News Releases

Internet bragging leads to felony poaching arrest

News Release

Thursday, May 26, 2011

Media contact: Katie Purcell, 850-459-6585;
or Gary Morse, 863-227-3830

A convicted felon who posted pictures about his poaching exploits on Facebook got the attention of the Florida Fish and Wildlife Conservation Commission's (FWC) Internet Crimes Unit. As a result, the Polk County man faces seven felony charges and six misdemeanor charges related to his illegal activities.

An FWC investigation into Facebook posts by 43-year-old Darin Lee Waldo, of 619 West North Blvd., Davenport, found that he and friends were poaching game on Lake Marion Creek Wildlife Management Area (WMA) in Polk County during closed season. Waldo is a convicted felon who cannot legally possess firearms.
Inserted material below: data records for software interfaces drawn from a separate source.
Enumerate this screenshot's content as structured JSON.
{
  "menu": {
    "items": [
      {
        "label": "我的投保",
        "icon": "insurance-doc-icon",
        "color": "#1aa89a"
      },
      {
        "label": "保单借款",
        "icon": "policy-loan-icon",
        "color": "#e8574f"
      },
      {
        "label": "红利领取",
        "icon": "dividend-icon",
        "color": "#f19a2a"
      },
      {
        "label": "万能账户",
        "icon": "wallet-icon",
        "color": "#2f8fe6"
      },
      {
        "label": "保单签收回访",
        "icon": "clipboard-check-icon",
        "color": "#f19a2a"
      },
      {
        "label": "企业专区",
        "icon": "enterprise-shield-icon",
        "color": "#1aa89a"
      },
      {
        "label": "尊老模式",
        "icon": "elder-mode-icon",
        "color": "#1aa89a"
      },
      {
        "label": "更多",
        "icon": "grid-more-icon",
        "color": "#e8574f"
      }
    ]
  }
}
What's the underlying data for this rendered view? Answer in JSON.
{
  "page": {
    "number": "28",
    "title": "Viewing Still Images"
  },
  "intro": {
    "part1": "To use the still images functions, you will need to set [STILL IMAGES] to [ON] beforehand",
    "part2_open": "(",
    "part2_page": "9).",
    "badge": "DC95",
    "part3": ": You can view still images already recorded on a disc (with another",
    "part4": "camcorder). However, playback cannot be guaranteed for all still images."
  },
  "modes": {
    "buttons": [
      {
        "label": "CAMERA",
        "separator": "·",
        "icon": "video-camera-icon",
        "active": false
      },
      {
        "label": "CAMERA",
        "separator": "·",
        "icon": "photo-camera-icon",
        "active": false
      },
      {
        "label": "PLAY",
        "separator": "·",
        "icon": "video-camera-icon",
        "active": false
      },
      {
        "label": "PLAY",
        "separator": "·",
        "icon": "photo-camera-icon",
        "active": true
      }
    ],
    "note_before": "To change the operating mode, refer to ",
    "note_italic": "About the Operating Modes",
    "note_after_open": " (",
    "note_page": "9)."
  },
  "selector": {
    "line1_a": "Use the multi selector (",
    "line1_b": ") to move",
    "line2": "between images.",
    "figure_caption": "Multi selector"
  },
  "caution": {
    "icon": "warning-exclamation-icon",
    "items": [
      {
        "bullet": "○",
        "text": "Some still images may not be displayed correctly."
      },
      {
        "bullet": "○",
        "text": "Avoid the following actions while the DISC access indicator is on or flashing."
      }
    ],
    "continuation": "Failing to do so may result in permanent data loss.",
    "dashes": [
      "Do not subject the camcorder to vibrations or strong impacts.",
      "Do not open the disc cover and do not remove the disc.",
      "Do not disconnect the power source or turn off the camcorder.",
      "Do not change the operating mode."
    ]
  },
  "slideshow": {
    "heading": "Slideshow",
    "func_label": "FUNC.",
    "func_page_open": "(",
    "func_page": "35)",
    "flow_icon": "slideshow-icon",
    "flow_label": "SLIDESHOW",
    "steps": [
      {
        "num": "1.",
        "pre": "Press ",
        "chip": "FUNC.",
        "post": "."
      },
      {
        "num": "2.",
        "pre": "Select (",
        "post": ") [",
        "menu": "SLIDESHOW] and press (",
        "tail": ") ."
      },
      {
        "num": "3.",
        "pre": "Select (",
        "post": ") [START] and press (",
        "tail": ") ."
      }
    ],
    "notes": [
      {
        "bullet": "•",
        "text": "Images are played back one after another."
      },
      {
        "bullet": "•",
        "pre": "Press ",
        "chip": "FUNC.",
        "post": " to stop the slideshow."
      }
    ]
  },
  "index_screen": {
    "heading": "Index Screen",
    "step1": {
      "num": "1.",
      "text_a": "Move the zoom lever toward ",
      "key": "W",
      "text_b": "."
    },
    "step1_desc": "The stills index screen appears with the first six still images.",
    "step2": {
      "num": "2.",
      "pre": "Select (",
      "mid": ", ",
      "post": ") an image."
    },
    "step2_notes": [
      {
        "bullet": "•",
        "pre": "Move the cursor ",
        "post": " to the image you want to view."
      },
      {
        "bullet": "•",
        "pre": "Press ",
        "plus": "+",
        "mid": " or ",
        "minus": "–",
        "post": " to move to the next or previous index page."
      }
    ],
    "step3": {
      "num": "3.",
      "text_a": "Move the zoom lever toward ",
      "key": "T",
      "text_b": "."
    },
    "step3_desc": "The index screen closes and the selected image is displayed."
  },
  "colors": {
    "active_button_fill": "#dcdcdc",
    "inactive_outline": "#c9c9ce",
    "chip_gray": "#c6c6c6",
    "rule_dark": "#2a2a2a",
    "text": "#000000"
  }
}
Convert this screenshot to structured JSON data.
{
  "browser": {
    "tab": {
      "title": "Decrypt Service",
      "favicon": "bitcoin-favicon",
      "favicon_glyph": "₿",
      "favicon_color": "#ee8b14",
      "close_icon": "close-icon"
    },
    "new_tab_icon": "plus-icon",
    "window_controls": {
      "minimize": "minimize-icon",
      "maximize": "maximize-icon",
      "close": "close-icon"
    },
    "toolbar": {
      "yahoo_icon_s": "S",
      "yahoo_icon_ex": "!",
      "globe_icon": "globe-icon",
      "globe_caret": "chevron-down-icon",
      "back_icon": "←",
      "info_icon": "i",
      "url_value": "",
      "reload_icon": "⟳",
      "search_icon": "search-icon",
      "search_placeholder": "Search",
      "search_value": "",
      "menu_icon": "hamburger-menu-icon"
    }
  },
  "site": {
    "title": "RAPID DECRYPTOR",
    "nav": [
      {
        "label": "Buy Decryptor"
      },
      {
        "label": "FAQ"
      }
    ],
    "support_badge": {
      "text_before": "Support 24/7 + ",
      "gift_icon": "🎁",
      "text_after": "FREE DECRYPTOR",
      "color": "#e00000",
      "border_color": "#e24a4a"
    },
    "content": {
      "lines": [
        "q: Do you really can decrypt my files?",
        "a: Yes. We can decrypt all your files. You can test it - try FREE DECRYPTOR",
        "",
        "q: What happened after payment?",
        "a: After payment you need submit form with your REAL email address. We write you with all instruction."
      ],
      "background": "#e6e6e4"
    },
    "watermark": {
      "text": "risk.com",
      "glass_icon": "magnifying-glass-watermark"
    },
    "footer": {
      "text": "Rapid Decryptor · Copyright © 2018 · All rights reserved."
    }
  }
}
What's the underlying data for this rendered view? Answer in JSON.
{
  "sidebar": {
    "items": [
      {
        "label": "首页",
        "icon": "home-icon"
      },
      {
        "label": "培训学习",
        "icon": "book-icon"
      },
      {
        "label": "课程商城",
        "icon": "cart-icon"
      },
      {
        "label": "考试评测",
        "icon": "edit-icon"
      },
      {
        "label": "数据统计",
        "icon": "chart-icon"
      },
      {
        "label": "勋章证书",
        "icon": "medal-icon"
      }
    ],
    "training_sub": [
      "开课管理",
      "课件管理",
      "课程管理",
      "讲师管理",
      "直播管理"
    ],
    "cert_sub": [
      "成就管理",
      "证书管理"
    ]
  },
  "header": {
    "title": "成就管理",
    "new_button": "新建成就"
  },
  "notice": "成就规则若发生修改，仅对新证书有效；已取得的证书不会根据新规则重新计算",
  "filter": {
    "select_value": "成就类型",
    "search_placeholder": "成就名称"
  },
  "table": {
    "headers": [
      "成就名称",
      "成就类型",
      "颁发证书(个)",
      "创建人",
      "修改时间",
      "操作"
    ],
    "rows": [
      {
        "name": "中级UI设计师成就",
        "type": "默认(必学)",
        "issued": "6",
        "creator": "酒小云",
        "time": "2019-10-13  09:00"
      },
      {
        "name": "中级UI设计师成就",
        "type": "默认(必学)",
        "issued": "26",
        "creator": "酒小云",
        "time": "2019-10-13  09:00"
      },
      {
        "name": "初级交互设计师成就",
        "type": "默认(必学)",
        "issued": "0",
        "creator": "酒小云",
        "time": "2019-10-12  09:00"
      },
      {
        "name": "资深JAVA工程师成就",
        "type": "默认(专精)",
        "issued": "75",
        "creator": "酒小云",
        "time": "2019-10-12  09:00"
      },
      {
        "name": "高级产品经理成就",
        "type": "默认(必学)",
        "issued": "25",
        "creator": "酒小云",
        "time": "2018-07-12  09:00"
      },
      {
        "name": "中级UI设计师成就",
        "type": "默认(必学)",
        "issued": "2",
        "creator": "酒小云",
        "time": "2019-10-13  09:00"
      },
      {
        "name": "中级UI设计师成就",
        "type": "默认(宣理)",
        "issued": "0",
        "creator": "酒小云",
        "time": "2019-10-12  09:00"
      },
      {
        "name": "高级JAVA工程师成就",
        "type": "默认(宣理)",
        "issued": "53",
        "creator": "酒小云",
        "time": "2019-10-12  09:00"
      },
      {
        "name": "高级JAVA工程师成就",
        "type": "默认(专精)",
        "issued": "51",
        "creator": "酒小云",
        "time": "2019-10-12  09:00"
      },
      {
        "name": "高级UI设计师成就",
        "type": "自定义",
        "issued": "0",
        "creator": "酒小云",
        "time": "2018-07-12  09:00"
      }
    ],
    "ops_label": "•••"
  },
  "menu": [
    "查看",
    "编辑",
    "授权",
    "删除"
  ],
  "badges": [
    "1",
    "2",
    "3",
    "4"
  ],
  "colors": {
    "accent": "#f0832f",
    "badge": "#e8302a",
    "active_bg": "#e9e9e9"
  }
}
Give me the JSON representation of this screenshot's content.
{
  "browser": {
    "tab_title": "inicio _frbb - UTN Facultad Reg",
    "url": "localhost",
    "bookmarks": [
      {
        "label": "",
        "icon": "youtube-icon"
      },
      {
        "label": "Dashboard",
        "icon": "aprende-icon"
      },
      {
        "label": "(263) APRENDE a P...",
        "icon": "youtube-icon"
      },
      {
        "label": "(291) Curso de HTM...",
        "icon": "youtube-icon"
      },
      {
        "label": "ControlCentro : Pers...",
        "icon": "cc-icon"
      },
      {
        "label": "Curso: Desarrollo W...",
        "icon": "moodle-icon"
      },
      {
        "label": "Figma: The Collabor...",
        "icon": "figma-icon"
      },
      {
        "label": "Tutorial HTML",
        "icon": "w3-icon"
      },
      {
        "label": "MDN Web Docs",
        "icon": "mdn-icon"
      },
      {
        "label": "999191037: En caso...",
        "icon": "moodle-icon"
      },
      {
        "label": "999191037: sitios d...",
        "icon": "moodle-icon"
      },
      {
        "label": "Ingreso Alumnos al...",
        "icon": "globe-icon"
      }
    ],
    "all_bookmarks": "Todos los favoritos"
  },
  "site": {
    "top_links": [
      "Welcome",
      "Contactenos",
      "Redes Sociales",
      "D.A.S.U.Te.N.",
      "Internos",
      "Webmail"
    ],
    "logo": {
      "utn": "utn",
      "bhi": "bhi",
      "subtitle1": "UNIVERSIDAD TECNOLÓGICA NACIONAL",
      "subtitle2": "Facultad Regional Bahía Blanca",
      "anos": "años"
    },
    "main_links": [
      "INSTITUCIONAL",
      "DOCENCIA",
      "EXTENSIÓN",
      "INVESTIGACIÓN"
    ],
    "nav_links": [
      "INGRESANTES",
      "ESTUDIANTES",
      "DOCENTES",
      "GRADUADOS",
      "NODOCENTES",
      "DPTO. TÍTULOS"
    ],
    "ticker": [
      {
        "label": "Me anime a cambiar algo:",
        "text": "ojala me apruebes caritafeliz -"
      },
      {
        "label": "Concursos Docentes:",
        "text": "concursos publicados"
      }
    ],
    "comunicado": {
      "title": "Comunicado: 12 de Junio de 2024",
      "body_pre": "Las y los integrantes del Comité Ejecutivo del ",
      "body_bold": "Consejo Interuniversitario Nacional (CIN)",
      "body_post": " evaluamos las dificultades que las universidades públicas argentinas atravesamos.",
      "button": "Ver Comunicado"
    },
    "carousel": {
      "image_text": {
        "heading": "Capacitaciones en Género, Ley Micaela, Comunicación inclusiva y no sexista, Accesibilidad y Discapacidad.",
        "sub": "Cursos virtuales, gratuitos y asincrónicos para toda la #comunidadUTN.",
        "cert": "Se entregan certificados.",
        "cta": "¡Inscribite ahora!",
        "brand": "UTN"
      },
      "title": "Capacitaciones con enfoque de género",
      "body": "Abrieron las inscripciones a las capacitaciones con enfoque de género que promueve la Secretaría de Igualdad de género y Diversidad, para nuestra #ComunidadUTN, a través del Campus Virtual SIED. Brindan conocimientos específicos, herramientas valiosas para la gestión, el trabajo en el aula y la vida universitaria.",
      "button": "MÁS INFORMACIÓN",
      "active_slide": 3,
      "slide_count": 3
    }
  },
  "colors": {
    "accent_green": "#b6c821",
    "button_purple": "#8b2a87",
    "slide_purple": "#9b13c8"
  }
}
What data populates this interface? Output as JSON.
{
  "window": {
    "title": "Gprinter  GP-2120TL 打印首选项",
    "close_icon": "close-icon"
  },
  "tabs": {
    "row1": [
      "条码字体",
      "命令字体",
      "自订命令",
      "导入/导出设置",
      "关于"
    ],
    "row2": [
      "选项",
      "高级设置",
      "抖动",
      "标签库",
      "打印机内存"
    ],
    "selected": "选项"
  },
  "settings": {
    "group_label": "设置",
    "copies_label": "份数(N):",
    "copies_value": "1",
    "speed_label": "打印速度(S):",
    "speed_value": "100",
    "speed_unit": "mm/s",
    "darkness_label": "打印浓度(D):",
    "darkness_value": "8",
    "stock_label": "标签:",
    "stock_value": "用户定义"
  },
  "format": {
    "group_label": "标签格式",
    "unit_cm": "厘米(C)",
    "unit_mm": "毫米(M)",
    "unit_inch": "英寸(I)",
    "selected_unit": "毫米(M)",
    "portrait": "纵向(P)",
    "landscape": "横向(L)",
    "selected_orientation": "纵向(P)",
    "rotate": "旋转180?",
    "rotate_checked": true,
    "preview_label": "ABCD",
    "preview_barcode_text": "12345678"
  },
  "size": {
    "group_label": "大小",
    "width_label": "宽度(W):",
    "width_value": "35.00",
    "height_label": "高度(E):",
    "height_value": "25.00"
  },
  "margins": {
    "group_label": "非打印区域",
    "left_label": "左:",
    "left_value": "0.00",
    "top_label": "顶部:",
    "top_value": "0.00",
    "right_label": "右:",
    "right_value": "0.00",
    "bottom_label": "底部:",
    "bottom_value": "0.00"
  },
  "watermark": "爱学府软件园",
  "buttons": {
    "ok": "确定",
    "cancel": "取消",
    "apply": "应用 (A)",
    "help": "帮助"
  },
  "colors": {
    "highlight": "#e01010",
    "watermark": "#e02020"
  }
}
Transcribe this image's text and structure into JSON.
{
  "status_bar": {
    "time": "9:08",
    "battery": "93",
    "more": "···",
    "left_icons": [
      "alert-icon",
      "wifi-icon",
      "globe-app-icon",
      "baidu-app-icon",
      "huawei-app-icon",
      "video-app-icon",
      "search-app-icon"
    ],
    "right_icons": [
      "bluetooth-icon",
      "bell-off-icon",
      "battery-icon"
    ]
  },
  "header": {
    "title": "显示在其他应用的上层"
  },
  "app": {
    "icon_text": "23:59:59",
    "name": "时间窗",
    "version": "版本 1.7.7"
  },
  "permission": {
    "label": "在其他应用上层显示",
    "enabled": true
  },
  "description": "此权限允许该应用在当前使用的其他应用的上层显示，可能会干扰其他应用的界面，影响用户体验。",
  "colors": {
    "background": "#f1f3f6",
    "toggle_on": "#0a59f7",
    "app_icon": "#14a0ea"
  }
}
Waldo was arrested early Saturday morning by the Polk County Sheriff's Office. His third-degree felony charges include four counts of possession of a firearm by a convicted felon and three counts of armed trespass. His second-degree misdemeanor charges include two counts of attempting to take wild turkey during closed season and one count each of attempting to take deer during closed season, unlawful hunting on Lake Marion Creek WMA, unlawful possession of a firearm on Lake Marion Creek WMA and unlawful entry into Lake Marion Creek WMA.

Additional charges are pending on co-conspirators. Each third-degree felony charge is punishable by up to a $5,000 fine and/or five years in prison. Second-degree misdemeanors are punishable by up to a $500 fine and/or 60 days in jail.

Waldo and the other suspects hid small boats and guns in wooded areas and accessed the WMA by waterway to avoid apprehension.

"Our investigators were able to gain Waldo's confidence over the Internet," said Lt. George Wilson, supervisor of the FWC's Internet Crimes Unit.

Via the Internet, Waldo exchanged photographs of illegally killed game with FWC investigators, participated in chat rooms describing his actions and invited undercover agents to participate in two illegal hunts.

"Waldo was also trespassing and poaching on private ranches before hunting season, stealing Florida's wildlife from landowners who were maintaining conservation programs," Wilson said.

In a technologically advanced society, Internet websites provide opportunities for collecting evidence of wildlife-poaching. The FWC created its Internet Crimes Unit to monitor and collect evidence when wildlife is exploited. In the unit's first year of operation, investigators initiated 168 investigations, resulting in 177 arrests and 92 warnings.

"FWC investigators use the Internet to aggressively target criminals who are abusing Florida's natural resources," Wilson said.

FWC Facts:
Seagrasses are not true grasses and are actually more closely related to lilies.

Learn More at AskFWC